I came to this book in preparation to teach medieval history for homeschool. I've had to refer to the plot below, so if you don't want it given away, don't read further than this paragraph! But I gave this a four for 'not bad historical fiction' and a sound 2 for dodgy theology that interfered with my enjoyment of the book. Certainly I don't think one could call this a good Christian read (compared with, say, 'The Door in the Wall' or even 'If all the Swords in England').
Despite the reference to Thomas Becket, the only relevance is that Hugh's father has been hounded out of England as one of Becket's murderers. The value of the book is in the flavour of what medieval monastic life must have been like; medieval Glastonbury; the friendship between the two boys and some moderately exciting things that happen to them; and the book's link with the Arthurian Grail stories.
But there are downsides to the book. It is LONG (350ish pages, albeit quite big print). It has dated a little, mostly in its slow pace, and in its chapter headings which utterly kill all surprise- if you read the book, try hard not to notice them.
But my main problem with the story is that it is billed as 'living history' and yet involves Hugh seeing a vision of where Arthur is buried (which is shown as correct) and and in the final pages has a vision of the Holy Grail, the 'healing powers' of which cure his lameness.
Now, I can see the argument that runs: 'but this is what the medieval church was interested in'. But it's a matter of proportion: the quest for the Grail takes over the whole book under the guise of a 'holy' pursuit. It is folktales mixed in with Christian beliefs - tolerable in Arthurian legend; worse here.
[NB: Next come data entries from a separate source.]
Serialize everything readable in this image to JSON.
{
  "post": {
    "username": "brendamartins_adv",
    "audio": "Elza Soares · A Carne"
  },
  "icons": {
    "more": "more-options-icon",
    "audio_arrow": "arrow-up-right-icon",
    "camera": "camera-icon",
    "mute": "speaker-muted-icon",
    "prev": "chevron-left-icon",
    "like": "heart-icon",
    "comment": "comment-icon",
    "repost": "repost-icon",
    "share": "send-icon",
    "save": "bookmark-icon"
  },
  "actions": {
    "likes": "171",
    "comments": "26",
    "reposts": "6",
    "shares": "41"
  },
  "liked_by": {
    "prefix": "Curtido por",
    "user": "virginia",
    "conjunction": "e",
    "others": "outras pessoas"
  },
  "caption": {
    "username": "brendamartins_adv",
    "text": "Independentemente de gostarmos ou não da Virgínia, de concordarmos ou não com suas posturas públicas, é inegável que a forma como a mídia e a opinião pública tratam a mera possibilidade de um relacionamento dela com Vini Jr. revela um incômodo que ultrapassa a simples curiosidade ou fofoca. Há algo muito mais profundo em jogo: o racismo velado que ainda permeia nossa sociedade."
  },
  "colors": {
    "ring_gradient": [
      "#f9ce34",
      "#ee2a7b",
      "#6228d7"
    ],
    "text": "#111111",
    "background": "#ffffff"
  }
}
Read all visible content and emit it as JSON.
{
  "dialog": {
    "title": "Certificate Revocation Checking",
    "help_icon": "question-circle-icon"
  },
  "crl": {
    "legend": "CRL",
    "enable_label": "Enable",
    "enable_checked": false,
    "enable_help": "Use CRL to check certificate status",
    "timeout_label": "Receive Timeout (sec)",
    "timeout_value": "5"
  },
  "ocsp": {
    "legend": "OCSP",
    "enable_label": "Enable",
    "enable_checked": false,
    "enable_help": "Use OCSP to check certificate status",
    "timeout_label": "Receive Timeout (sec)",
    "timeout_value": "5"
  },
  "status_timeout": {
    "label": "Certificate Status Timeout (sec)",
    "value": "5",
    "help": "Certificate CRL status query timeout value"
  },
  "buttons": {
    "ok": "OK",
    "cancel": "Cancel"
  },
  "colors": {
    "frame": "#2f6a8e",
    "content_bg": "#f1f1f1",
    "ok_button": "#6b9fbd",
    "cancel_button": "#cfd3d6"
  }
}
Why this is stocked by Greenleaf Press (home of Reformed historical literature) beats me. I would find something else to read.